The US government argues agricultural markets in the country have become “more concentrated and less competitive”, leading to a “squeeze” on farmers and ranchers.

It points to the US meat industry and how 80% of the country’s beef market is accounted for by “four large meat-packing companies”. During the early months of the pandemic, when processing facilities were closed, farmers faced an absence of customers and store shelves were short of products, the administration argues.

The US government believes the “risks” facing the market would grow amid the climate crisis and concerns over cybersecurity. Last month, JBS, one of the four beef processors that account for 80% of the US market, was hit by a breach that affected operations in the country.
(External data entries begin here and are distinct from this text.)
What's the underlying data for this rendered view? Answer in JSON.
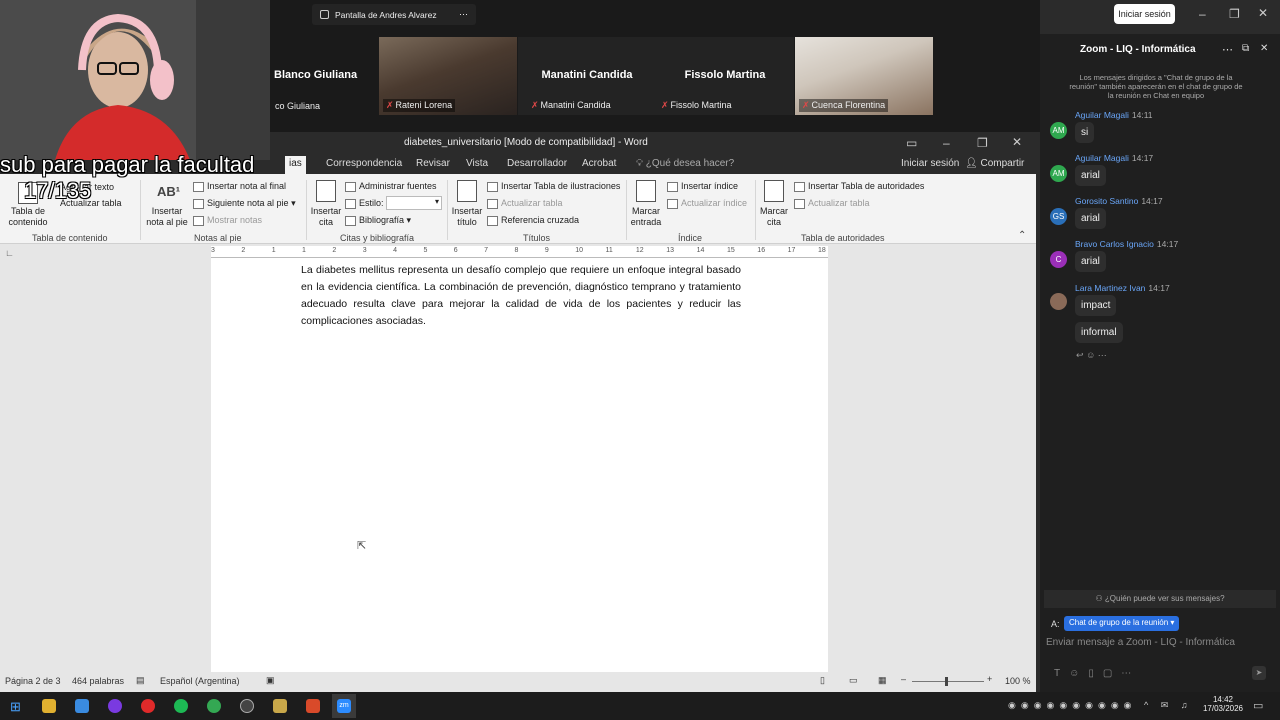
{
  "zoom": {
    "share_label": "Pantalla de Andres Alvarez",
    "login_button": "Iniciar sesión",
    "participants": [
      {
        "name": "Blanco Giuliana",
        "label": "co Giuliana",
        "video": false
      },
      {
        "name": "",
        "label": "Rateni Lorena",
        "video": true
      },
      {
        "name": "Manatini Candida",
        "label": "Manatini Candida",
        "video": false
      },
      {
        "name": "Fissolo Martina",
        "label": "Fissolo Martina",
        "video": false
      },
      {
        "name": "",
        "label": "Cuenca Florentina",
        "video": true
      }
    ]
  },
  "overlay": {
    "line1": "sub para pagar la facultad",
    "line2": "17/135"
  },
  "word": {
    "title": "diabetes_universitario [Modo de compatibilidad] - Word",
    "tabs": [
      "ias",
      "Correspondencia",
      "Revisar",
      "Vista",
      "Desarrollador",
      "Acrobat"
    ],
    "tell_me": "¿Qué desea hacer?",
    "signin": "Iniciar sesión",
    "share": "Compartir",
    "ribbon": {
      "toc": {
        "add_text": "Agregar texto",
        "update": "Actualizar tabla",
        "label": "Tabla de contenido",
        "group": "Tabla de contenido"
      },
      "foot": {
        "insert_big": "Insertar nota al pie",
        "insert_end": "Insertar nota al final",
        "next": "Siguiente nota al pie",
        "show": "Mostrar notas",
        "group": "Notas al pie"
      },
      "cit": {
        "insert": "Insertar cita",
        "manage": "Administrar fuentes",
        "style_label": "Estilo:",
        "bib": "Bibliografía",
        "group": "Citas y bibliografía"
      },
      "cap": {
        "insert": "Insertar título",
        "table_ill": "Insertar Tabla de ilustraciones",
        "update": "Actualizar tabla",
        "cross": "Referencia cruzada",
        "group": "Títulos"
      },
      "idx": {
        "mark": "Marcar entrada",
        "insert": "Insertar índice",
        "update": "Actualizar índice",
        "group": "Índice"
      },
      "auth": {
        "mark": "Marcar cita",
        "insert": "Insertar Tabla de autoridades",
        "update": "Actualizar tabla",
        "group": "Tabla de autoridades"
      }
    },
    "ruler_ticks": [
      "3",
      "2",
      "1",
      "1",
      "2",
      "3",
      "4",
      "5",
      "6",
      "7",
      "8",
      "9",
      "10",
      "11",
      "12",
      "13",
      "14",
      "15",
      "16",
      "17",
      "18"
    ],
    "doc_text": "La diabetes mellitus representa un desafío complejo que requiere un enfoque integral basado en la evidencia científica. La combinación de prevención, diagnóstico temprano y tratamiento adecuado resulta clave para mejorar la calidad de vida de los pacientes y reducir las complicaciones asociadas.",
    "status": {
      "page": "Página 2 de 3",
      "words": "464 palabras",
      "lang": "Español (Argentina)",
      "zoom": "100 %"
    }
  },
  "chat": {
    "title": "Zoom - LIQ - Informática",
    "notice": "Los mensajes dirigidos a \"Chat de grupo de la reunión\" también aparecerán en el chat de grupo de la reunión en Chat en equipo",
    "messages": [
      {
        "initials": "AM",
        "color": "#2fa84f",
        "name": "Aguilar Magali",
        "time": "14:11",
        "text": "si"
      },
      {
        "initials": "AM",
        "color": "#2fa84f",
        "name": "Aguilar Magali",
        "time": "14:17",
        "text": "arial"
      },
      {
        "initials": "GS",
        "color": "#2a6fb8",
        "name": "Gorosito Santino",
        "time": "14:17",
        "text": "arial"
      },
      {
        "initials": "C",
        "color": "#9b2fb8",
        "name": "Bravo Carlos Ignacio",
        "time": "14:17",
        "text": "arial"
      },
      {
        "initials": "",
        "color": "#8a6a58",
        "name": "Lara Martinez Ivan",
        "time": "14:17",
        "text": "impact"
      },
      {
        "initials": "",
        "color": "",
        "name": "",
        "time": "",
        "text": "informal"
      }
    ],
    "who_can_see": "¿Quién puede ver sus mensajes?",
    "to_label": "A:",
    "recipient": "Chat de grupo de la reunión",
    "input_placeholder": "Enviar mensaje a Zoom - LIQ - Informática"
  },
  "taskbar": {
    "time": "14:42",
    "date": "17/03/2026"
  }
}
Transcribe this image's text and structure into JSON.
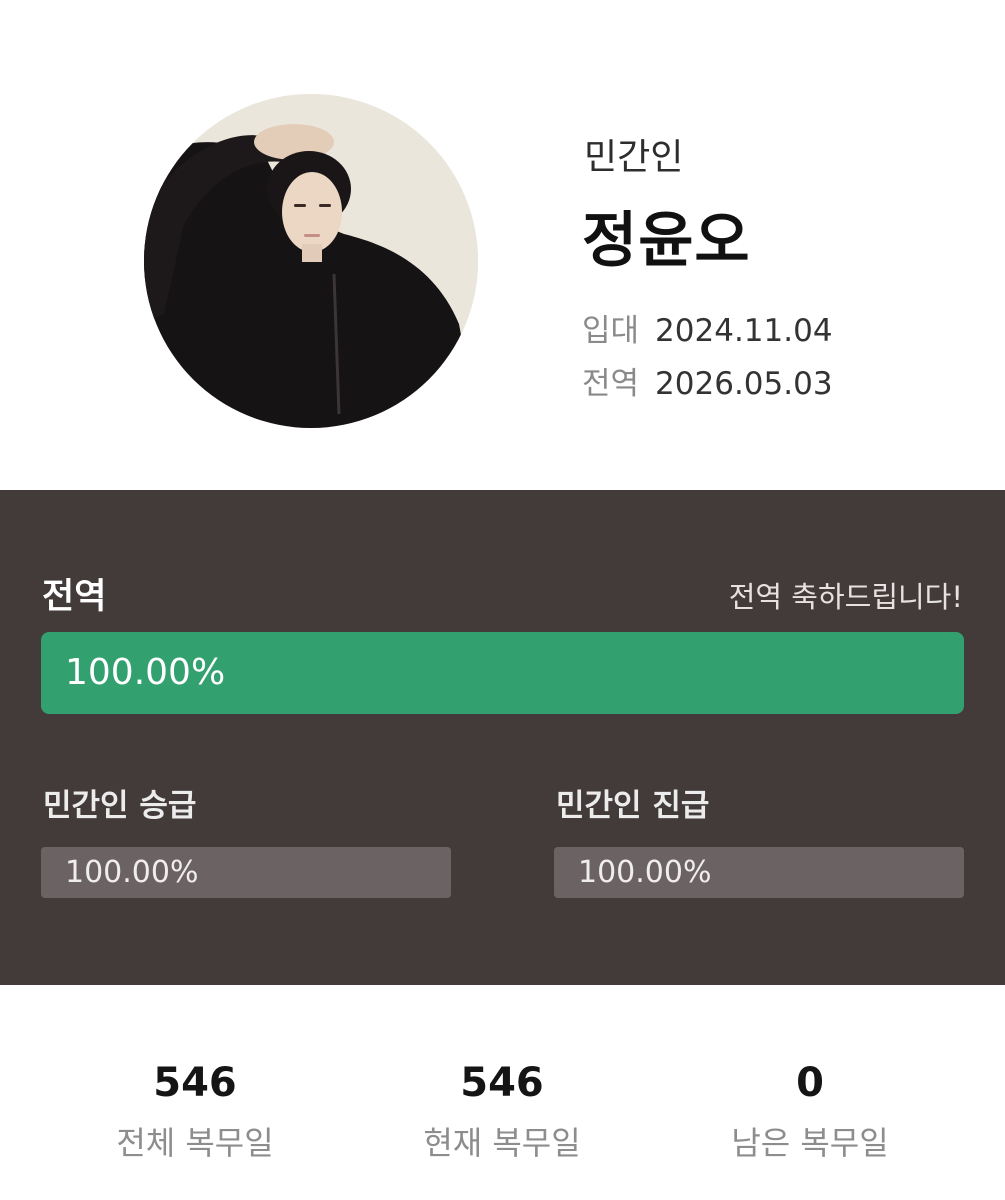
{
  "profile": {
    "rank": "민간인",
    "name": "정윤오",
    "enlist": {
      "label": "입대",
      "date": "2024.11.04"
    },
    "discharge": {
      "label": "전역",
      "date": "2026.05.03"
    }
  },
  "progress": {
    "main": {
      "title": "전역",
      "message": "전역 축하드립니다!",
      "percent_text": "100.00%",
      "fraction": 1.0
    },
    "promotion": {
      "label": "민간인 승급",
      "percent_text": "100.00%",
      "fraction": 1.0
    },
    "advancement": {
      "label": "민간인 진급",
      "percent_text": "100.00%",
      "fraction": 1.0
    }
  },
  "stats": [
    {
      "value": "546",
      "label": "전체 복무일"
    },
    {
      "value": "546",
      "label": "현재 복무일"
    },
    {
      "value": "0",
      "label": "남은 복무일"
    }
  ],
  "colors": {
    "panel_bg": "#433a3a",
    "main_fill": "#33a070",
    "sub_fill": "#6b6363"
  }
}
The proposed changes to the Packers and Stockyards Act will see the USDA “clarify the conduct” it believes breaks regulations. The department, meanwhile, said it will “address oppressive practices in chicken processing” and “reinforce the longstanding USDA position that it is not necessary to demonstrate harm or likely harm to competition in order to establish a violation of the Act”.

Julie Anna Potts, president and CEO of the Meat Institute, said: “President Biden’s executive order calling for USDA to change the Packers and Stockyards rules will have unintended consequences for consumers and producers. Government intervention in the market will increase the cost of food for consumers at a time when many are still suffering from the economic consequences of the pandemic.

“These proposed changes will open the floodgates for litigation that will ultimately limit livestock producers’ ability to market their livestock as they choose. These proposals have been considered and rejected before and they are counter to the precedent set in eight federal appellate circuits.”